▸ **What this task involves**: Scan the records below and copy every line that contains the string "школы".

##########

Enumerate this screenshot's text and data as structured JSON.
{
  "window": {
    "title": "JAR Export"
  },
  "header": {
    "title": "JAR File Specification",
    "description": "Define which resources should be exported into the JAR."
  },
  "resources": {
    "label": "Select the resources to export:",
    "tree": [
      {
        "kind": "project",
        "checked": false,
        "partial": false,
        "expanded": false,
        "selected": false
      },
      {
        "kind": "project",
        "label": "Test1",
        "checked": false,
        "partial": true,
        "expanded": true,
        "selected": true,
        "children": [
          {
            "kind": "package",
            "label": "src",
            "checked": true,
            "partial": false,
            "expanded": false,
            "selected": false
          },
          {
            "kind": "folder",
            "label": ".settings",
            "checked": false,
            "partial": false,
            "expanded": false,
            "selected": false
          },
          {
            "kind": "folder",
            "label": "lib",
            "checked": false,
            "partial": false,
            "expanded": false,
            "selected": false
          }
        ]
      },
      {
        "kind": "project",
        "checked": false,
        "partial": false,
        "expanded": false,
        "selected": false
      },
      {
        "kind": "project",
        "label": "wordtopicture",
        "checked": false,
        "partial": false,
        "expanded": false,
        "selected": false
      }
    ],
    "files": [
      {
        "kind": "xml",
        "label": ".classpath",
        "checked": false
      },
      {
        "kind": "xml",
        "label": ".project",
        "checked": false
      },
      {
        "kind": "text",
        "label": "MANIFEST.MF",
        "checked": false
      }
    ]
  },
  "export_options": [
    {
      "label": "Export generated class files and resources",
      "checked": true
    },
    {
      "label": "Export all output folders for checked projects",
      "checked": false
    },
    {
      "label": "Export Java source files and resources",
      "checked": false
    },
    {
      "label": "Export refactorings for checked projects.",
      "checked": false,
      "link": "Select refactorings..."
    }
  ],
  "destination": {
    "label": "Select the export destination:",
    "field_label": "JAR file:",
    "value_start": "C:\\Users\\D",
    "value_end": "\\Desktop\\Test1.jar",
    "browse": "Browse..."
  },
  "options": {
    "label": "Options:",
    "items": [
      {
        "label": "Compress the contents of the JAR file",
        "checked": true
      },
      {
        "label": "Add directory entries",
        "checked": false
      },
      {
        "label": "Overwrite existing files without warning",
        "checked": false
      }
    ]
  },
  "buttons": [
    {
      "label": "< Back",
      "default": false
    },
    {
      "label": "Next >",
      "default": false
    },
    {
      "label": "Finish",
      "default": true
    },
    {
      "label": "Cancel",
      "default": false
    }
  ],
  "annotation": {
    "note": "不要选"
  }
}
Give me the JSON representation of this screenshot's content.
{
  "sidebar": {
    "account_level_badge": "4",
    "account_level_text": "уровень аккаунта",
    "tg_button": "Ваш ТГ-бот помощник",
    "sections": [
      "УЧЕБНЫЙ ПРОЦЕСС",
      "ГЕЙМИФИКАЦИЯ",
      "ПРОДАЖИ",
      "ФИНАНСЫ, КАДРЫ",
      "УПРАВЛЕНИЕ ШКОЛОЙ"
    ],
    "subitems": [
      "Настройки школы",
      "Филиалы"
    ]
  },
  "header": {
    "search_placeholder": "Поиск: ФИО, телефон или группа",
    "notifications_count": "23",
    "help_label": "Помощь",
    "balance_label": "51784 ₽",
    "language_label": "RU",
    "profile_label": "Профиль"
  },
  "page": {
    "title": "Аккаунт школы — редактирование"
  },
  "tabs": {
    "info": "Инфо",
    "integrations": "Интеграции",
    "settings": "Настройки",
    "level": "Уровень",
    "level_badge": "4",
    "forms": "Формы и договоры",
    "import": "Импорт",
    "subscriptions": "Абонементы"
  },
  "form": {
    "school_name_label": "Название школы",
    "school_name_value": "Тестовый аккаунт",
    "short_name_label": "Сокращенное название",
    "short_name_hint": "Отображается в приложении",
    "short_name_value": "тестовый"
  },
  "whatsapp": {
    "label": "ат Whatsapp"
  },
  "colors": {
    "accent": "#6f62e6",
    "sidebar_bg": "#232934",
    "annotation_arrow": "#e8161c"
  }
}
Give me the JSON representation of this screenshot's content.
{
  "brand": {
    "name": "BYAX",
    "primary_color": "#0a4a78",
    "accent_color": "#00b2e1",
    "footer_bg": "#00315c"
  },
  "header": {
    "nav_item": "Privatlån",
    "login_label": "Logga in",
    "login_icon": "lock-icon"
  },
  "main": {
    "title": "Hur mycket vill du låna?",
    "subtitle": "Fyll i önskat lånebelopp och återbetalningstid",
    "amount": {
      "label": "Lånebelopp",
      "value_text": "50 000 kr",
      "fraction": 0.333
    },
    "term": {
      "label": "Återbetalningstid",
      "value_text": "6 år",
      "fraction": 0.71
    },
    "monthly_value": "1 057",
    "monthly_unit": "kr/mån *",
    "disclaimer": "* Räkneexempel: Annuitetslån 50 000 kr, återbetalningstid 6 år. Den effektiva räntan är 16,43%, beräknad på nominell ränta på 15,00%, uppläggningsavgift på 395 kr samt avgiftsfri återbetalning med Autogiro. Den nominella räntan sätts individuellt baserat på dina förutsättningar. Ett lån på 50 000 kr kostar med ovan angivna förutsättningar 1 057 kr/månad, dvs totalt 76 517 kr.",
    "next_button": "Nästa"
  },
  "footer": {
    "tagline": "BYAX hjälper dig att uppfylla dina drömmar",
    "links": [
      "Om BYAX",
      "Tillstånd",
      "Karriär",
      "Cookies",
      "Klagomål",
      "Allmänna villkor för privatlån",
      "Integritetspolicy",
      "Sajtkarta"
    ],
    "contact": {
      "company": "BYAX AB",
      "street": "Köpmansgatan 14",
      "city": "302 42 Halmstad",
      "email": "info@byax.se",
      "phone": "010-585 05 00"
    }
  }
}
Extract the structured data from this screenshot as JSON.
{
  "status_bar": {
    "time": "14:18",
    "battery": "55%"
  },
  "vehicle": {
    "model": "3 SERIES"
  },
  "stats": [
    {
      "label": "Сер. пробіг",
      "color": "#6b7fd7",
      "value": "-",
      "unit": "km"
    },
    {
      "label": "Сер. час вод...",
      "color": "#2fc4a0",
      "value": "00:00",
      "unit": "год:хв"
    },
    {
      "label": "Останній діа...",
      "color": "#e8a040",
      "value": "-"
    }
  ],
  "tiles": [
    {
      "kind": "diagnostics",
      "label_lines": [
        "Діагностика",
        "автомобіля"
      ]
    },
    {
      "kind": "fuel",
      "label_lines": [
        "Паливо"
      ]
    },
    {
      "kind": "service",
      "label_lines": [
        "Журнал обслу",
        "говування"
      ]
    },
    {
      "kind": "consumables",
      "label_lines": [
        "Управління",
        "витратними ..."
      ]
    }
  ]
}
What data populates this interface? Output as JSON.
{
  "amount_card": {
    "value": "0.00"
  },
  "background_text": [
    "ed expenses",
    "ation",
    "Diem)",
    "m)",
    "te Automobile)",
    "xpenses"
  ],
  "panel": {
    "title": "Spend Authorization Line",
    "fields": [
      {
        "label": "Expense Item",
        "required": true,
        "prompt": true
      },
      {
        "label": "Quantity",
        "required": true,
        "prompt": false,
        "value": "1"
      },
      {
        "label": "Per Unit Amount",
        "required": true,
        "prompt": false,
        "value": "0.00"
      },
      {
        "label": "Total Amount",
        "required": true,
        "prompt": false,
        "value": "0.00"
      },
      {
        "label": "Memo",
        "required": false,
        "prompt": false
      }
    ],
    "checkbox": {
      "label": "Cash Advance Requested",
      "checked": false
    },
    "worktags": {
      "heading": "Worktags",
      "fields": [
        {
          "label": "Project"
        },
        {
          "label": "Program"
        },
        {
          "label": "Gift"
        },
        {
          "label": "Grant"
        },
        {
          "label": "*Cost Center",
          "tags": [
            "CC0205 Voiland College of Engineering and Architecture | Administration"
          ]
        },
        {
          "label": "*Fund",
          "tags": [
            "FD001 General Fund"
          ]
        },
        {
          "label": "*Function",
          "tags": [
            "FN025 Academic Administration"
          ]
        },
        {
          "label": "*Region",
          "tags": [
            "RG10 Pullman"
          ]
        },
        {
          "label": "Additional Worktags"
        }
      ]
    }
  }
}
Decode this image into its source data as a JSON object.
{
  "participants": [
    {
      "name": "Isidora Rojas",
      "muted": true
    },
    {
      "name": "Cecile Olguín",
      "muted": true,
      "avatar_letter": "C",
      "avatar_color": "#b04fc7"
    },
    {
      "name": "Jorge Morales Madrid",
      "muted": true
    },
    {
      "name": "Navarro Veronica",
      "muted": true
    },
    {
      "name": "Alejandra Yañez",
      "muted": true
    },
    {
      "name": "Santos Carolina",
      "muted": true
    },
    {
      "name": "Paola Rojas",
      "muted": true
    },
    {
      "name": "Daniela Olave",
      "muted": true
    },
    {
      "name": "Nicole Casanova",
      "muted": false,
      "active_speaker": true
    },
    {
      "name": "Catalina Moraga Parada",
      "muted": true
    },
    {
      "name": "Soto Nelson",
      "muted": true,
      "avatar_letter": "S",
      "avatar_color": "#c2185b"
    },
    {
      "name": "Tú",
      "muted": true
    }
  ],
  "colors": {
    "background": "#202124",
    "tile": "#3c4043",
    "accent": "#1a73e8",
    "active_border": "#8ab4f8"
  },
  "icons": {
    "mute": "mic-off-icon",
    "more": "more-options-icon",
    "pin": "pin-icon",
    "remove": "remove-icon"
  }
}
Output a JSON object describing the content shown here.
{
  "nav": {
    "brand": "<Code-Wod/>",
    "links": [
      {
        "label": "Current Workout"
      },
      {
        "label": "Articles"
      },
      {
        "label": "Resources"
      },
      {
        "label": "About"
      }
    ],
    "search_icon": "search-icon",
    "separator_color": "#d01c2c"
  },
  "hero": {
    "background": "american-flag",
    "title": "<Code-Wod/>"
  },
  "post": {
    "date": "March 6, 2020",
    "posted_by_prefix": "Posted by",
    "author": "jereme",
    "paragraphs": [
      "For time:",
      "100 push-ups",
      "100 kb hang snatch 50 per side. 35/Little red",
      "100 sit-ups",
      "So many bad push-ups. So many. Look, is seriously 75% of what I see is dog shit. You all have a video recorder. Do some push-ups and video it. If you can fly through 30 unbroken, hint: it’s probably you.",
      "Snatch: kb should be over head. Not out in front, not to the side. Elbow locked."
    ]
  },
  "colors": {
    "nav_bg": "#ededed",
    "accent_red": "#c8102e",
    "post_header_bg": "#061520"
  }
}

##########

▸ **Output for this exercise**:
      "Настройки школы",
    "title": "Аккаунт школы — редактирование"
    "school_name_label": "Название школы",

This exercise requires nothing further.